“He describes a number of sundial events that he has produced or propoed, some of which make use of exisiting city buildings and monuments as gnomons. He has also made sundial sculptures and proposed a design for a sundial fountain.”
October 31st, 2008
The former curator of Harvard University’s Collection of Historical Scientific Instruments, William Andrewes, hasÂ become a “dialist,” or maker of sundials. His idea is to base the dial on an unusual type of map, and to center the map on the very spot where the dial will stand. The map’s meridians of longitude serve as the sundial’s hour lines, creating a union of time and space for that particular locationâ€”something no dialist or clockmaker had ever before achieved.
An inspiration for Andrewes’ Longitude Dial was a 1610 map by Nuremberg mathematician Franz Ritter (below, thanks Smithsonian website). It placed his city at the center, so that the meridians of longitude emanating from the North Pole could also serve as the hour lines of a Nuremberg sundial.
Article on Andrewes by Dana Sobel at Smithsonian.com
October 30th, 2008
A project by Jiyeon Song
Using a complex array of perforations, the One Day Poem Pavilion‘s surface allows light to pass through creating shifting patterns, whichâ€“during specific times of the yearâ€“transform into the legible text of a poem. The specific arrangements of the perforations reveal different shadow-poems according to the solar calendar.

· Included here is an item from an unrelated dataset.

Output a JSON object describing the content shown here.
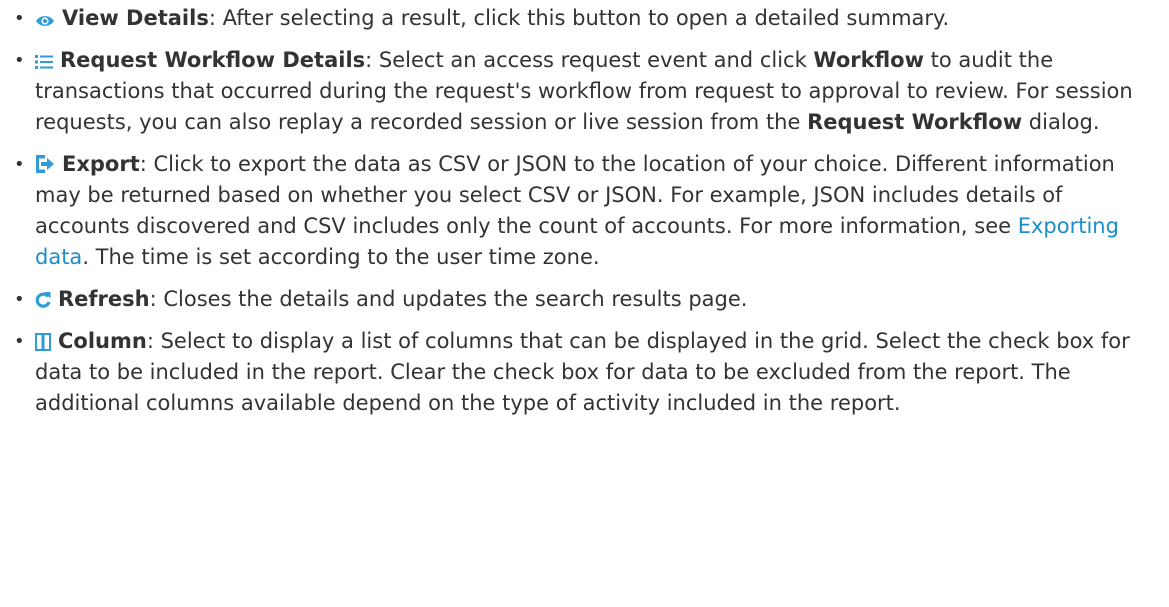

April 22nd, 2008
TIMEPLACE Tower, Dubai: 35 storeys, 158m + 40m sundial
Timeplace incorporates a huge sundial on top of the skyscraper so that the sundial’s shadow falls across the building’s cylindrical shape, allowing the time to be seen from miles away and from everywhere within the Marina.
April 6th, 2008
Edward Leedskalin moved to Florida in around 1919 and proceeded to single-handedly build a massive coral monument, which is now a tourist attraction known as Coral Castle (and which has a sundial within it). No one knows exactly how he managed quarrying, moving and sculpting over 1000 tons of coral by himself–when asked, Leedskalin gave vauge and cryptic answers. He wrote a few pamplets, some of which described his theories on magnetism, such as how electricity can be stored in a magnetic loop for months (here’s the “code” to some of these ideas).
(thanks to flickr mad short chick for image)
March 5th, 2008
A 48-foot tall sundial painted inside a silo in a country club in Louisa, VA.
February 28th, 2008
In September of 2006 (date may be inexact) the French army installed 600 one meter square reflective panels in the shape of Roman numerals on the sands of Mont Saint-Michel, a small rocky island off the coast of Normandy. The island’s 150-foot abbey spire cast a shadow three quarters of a mile long that swept across the numerals. Wow. Video of the installation, a thorough blog post in English, and the website for the project, in French.